### Data to examine
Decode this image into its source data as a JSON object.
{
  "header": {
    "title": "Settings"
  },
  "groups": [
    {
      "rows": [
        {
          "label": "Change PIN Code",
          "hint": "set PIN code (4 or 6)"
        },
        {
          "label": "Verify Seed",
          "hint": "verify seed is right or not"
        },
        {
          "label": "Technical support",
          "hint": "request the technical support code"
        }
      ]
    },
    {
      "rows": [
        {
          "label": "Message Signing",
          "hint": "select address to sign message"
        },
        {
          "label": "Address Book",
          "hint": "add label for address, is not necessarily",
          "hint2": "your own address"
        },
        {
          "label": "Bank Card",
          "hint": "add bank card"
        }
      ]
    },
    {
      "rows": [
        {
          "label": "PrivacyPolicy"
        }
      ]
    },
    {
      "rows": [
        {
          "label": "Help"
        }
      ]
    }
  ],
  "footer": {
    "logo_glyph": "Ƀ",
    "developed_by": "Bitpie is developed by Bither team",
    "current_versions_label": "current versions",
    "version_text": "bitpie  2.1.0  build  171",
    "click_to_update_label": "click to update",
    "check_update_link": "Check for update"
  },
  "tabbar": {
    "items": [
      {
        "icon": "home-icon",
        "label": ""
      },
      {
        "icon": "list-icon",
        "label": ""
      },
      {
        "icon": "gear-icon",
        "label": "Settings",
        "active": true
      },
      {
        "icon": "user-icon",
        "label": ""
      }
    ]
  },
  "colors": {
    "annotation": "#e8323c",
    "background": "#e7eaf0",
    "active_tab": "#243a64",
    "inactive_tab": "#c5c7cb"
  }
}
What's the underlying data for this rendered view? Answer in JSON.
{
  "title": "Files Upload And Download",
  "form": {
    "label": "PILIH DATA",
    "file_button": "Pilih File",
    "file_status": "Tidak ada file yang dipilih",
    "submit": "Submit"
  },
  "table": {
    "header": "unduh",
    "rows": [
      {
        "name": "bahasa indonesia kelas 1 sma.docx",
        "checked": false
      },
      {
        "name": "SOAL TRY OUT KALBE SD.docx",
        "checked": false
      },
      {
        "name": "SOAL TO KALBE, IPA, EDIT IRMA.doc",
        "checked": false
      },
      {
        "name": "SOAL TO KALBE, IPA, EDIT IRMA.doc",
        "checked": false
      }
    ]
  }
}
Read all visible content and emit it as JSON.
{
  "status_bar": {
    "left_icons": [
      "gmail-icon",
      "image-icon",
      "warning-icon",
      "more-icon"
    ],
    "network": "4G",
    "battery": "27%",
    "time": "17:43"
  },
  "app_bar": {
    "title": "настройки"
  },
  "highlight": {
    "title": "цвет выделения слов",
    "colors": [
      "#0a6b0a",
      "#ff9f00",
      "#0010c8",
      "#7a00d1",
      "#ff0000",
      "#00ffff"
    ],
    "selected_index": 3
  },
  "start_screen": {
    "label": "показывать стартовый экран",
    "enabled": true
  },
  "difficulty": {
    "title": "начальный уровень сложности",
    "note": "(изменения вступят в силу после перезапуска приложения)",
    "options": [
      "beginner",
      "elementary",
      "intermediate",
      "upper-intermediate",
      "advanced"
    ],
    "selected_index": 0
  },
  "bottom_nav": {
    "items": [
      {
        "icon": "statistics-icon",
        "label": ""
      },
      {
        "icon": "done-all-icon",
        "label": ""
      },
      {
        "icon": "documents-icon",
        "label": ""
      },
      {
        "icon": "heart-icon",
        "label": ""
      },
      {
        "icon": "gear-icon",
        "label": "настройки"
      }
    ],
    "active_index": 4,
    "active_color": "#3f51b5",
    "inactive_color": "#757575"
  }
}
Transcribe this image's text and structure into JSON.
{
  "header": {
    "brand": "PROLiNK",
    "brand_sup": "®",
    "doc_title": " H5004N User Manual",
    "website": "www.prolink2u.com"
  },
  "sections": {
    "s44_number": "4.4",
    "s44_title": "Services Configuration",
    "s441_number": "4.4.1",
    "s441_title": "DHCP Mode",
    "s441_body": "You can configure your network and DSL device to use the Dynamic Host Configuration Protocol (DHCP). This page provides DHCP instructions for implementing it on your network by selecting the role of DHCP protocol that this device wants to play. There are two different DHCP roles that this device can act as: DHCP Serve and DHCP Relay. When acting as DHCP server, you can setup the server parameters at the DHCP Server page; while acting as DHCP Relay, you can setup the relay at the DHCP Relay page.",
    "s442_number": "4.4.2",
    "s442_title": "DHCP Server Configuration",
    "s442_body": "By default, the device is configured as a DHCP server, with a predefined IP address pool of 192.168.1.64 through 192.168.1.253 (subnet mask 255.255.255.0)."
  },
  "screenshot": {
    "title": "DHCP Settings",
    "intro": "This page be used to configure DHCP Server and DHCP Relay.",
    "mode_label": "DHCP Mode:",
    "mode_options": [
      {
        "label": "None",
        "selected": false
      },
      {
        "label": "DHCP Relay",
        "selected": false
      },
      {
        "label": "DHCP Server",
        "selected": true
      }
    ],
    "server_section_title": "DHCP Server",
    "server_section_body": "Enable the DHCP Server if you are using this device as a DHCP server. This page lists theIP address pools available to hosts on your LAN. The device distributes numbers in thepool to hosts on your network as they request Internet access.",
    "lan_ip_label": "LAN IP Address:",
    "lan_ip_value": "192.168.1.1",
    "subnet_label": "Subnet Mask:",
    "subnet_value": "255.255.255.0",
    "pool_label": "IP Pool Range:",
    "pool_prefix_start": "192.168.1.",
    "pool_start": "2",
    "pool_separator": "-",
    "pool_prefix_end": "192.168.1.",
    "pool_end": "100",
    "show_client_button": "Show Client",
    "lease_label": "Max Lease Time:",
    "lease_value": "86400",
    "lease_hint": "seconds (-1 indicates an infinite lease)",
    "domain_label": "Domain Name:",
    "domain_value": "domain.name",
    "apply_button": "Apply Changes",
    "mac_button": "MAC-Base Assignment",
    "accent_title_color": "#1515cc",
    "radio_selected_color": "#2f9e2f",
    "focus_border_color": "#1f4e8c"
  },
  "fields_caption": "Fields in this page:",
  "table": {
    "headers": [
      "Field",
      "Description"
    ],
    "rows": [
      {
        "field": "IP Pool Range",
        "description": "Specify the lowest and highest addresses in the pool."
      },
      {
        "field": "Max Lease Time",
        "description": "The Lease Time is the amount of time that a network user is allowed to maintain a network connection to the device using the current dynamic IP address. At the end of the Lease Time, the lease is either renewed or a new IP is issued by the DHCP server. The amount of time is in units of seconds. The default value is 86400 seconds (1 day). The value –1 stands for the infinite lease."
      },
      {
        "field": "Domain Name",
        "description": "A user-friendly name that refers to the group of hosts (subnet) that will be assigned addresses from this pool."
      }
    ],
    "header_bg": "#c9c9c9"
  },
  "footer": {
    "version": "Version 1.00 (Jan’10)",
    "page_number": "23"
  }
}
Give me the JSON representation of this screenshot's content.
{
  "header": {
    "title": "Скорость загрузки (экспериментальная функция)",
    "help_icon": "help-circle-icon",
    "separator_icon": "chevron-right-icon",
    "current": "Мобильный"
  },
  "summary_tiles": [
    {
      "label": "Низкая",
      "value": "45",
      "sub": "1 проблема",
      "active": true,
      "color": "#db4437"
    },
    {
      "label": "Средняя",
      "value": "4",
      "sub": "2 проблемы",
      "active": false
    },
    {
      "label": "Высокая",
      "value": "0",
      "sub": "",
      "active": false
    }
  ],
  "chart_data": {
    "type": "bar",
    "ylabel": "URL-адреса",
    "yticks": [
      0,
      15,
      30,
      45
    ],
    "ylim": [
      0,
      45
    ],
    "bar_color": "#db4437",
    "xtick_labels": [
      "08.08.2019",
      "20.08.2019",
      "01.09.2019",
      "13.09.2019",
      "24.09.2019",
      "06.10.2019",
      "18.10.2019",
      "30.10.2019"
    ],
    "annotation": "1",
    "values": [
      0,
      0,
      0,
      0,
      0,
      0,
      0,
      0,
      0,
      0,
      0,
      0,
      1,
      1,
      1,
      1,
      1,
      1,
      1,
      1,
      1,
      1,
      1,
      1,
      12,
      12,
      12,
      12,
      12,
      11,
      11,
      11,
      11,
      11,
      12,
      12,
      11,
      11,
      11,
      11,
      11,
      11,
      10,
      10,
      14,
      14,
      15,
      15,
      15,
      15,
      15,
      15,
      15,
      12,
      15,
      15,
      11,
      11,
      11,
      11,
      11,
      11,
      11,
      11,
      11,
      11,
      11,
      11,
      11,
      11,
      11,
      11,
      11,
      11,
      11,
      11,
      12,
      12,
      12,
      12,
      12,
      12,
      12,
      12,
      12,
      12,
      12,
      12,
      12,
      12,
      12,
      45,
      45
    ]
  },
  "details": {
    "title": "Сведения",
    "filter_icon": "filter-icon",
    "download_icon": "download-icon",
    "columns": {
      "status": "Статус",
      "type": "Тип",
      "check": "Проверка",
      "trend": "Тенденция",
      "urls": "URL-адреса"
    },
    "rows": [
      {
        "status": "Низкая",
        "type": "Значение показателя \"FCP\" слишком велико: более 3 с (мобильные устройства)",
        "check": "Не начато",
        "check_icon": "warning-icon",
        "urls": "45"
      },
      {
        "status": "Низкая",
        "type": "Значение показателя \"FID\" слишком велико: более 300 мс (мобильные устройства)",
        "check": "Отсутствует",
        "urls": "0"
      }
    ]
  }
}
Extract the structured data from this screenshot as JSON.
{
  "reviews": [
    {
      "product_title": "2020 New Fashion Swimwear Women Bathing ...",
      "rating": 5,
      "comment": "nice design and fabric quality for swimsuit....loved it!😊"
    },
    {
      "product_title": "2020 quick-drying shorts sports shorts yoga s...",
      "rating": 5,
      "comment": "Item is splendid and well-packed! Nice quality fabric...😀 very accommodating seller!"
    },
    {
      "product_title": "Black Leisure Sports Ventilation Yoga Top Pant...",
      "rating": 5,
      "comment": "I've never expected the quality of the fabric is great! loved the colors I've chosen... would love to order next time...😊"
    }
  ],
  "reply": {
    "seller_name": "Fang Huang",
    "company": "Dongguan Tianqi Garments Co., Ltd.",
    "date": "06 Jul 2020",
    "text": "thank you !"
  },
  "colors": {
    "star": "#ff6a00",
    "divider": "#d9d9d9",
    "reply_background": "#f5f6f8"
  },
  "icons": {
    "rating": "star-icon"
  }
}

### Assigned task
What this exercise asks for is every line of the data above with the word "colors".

### Completed task
  "colors": {
    "colors": [
      "comment": "I've never expected the quality of the fabric is great! loved the colors I've chosen... would love to order next time...😊"
  "colors": {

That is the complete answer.